However, the fact that the Santa Ana winds bore the name of their city did not please the members of the Chamber of Commerce of the city of Santa Ana, and they fought for years to change the name. The Santa Ana Winds or Santana Winds, most common in late summer and early fall, begin with dry air moving from inside the U. It's not uncommon for the air associated with Santa Anas to have single-digit humidity values (anything below 10% is considered completely dry). An Orange County historian named Chris Jepsen discovered the nugget that in 1922, a Santa Ana man using the name Cotton Mather firmly argued that “Santana” was a Native American term for “windstorm.”.

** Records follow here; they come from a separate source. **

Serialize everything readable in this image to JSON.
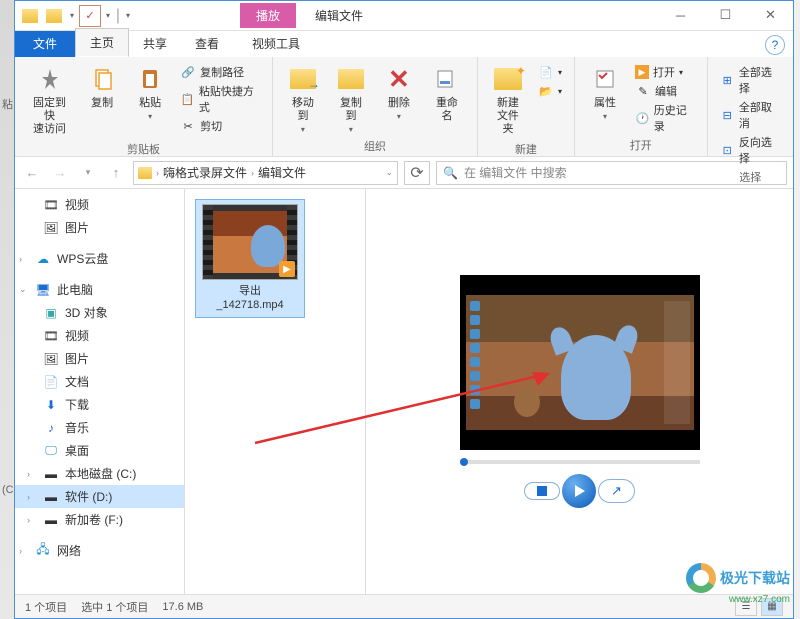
{
  "title_context": "播放",
  "window_title": "编辑文件",
  "tabs": {
    "file": "文件",
    "home": "主页",
    "share": "共享",
    "view": "查看",
    "tools": "视频工具"
  },
  "ribbon": {
    "clipboard": {
      "pin": "固定到快\n速访问",
      "copy": "复制",
      "paste": "粘贴",
      "copy_path": "复制路径",
      "paste_shortcut": "粘贴快捷方式",
      "cut": "剪切",
      "label": "剪贴板"
    },
    "organize": {
      "move": "移动到",
      "copyto": "复制到",
      "delete": "删除",
      "rename": "重命名",
      "label": "组织"
    },
    "new": {
      "folder": "新建\n文件夹",
      "label": "新建"
    },
    "open": {
      "props": "属性",
      "open": "打开",
      "edit": "编辑",
      "history": "历史记录",
      "label": "打开"
    },
    "select": {
      "all": "全部选择",
      "none": "全部取消",
      "invert": "反向选择",
      "label": "选择"
    }
  },
  "breadcrumbs": [
    "嗨格式录屏文件",
    "编辑文件"
  ],
  "search_placeholder": "在 编辑文件 中搜索",
  "nav": {
    "video": "视频",
    "pictures": "图片",
    "wps": "WPS云盘",
    "thispc": "此电脑",
    "3d": "3D 对象",
    "video2": "视频",
    "pictures2": "图片",
    "docs": "文档",
    "downloads": "下载",
    "music": "音乐",
    "desktop": "桌面",
    "diskc": "本地磁盘 (C:)",
    "diskd": "软件 (D:)",
    "diskf": "新加卷 (F:)",
    "network": "网络"
  },
  "file": {
    "name": "导出\n_142718.mp4"
  },
  "status": {
    "count": "1 个项目",
    "selected": "选中 1 个项目",
    "size": "17.6 MB"
  },
  "watermark": {
    "text": "极光下载站",
    "sub": "www.xz7.com"
  },
  "leftbg": {
    "a": "粘",
    "b": "(C"
  }
}
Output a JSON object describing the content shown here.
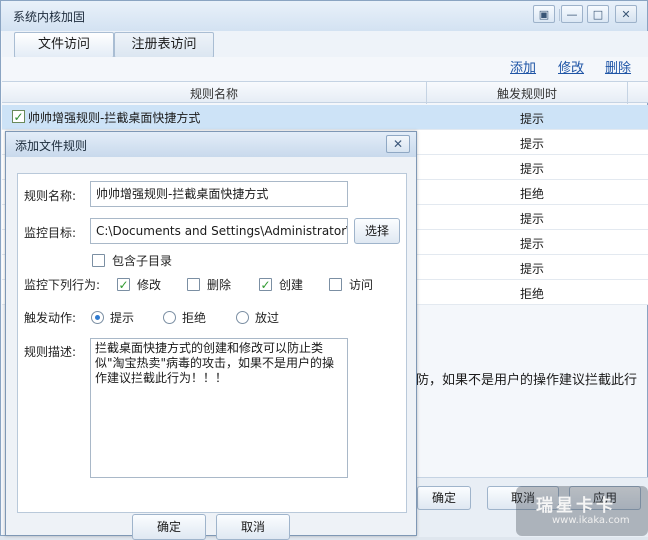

The writer acknowledges that the winds take the name of Santa Ana because of its passage through the canyon of the mountain of Santa Ana, which has a shape very similar to a large funnel, but insists that it is not a Santa Ana wind more than a wind from Los Angeles, San Bernardino, Riverside or San Diego. Gettemy reported that historians do not support this theory on the basis that a Santa Ana wind would not have been important to qualify a name, among other reasons. And it starts running in all directions, the Santa Anas also go deep into Southern California in other places as well. So invent some personal mythologies, such as Santa Ana, which was so strong that it tore the Los Angeles cap off your head and flew it to Surf City.
Southeast of the Los Angeles Basin, a swirl of dust, probably swept across the Banning Pass, curves into the ocean near Dana Point. The poor Chamber of Commerce; a couple of years later, and again six decades later, the meteorological office affirmed and reaffirmed that “Santa Ana was the sanctioned name. The name was even amplified in 1901, after a Christmas Eve windstorm caused such a disaster that an Associated Press reporter made it national news under the name “Winds of Santa Ana.”. .